Source: Virginia Woolf, A Room of One’s Own (London: Penguin Classics, 1993).


Thoughts on gifted girls

Returning to one of my long-term interests, this time in the context of literature and analysis. This article has really struck a chord, personally and academically.

Academically, gifted girls are usually precocious readers. The National Association for Gifted Children’s (2006) position statement on early childhood states that characteristics of young gifted children include early reading skills and advanced vocabulary, and most of the gifted eminent adult women were precocious readers whose talent was nourished at an early age (Kerr, 1997). … Too often, gifted girls’ precocious reading is discounted as merely memorizing or decoding without comprehension …. Although early entrance to school is frowned on by many (Frey, 2005), research consistently shows that these accelerated children show advantages throughout their entire academic careers (Colangelo, Assouline, & Gross, 2004). When kindergarten entry policies are based on average boys’ readiness, tradition, or financial considerations, rather than on an individual child’s actual readiness, they are gendered practices.

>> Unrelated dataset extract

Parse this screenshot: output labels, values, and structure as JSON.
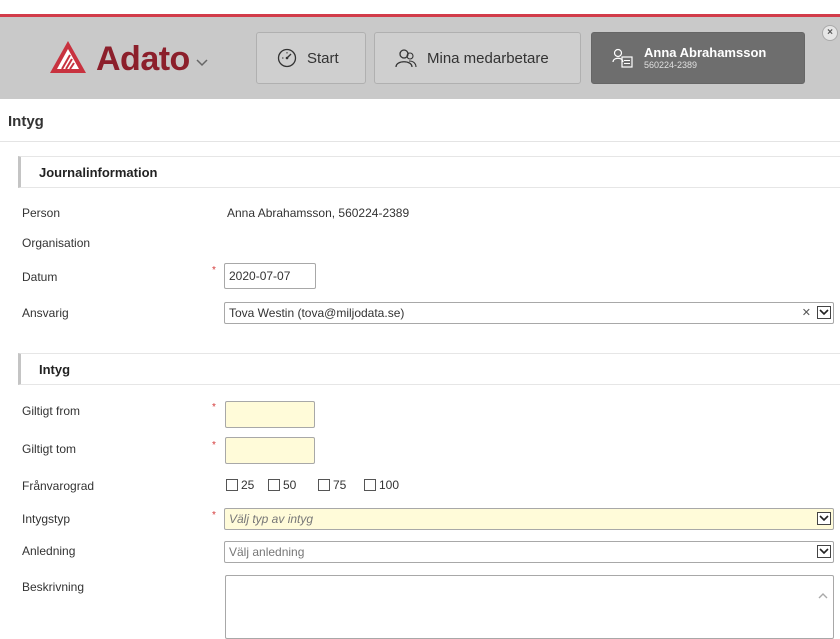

Source: Barbara A Kerr, M. Alexandra Yuyk, and Christopher Read, “Gendered Practices in the Education of Gifted Girls and Boys” (Psychology in the Schools 49.7), 647–55.